[Dataset items]
----------------

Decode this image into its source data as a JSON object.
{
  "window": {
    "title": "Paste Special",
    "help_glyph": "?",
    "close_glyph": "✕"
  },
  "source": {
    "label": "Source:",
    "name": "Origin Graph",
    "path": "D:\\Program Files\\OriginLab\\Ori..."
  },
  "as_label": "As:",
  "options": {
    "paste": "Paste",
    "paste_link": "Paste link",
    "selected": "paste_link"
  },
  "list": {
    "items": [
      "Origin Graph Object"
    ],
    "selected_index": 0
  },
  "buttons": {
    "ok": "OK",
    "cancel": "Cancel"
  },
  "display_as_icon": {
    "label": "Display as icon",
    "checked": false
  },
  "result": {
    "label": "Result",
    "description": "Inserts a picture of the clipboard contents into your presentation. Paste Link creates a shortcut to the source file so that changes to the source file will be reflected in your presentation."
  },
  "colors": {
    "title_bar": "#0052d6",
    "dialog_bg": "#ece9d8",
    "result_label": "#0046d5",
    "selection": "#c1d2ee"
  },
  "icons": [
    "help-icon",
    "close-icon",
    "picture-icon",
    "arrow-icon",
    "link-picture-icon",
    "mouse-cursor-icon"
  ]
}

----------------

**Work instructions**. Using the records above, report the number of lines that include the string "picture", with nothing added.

**Answer to the exercise**. 3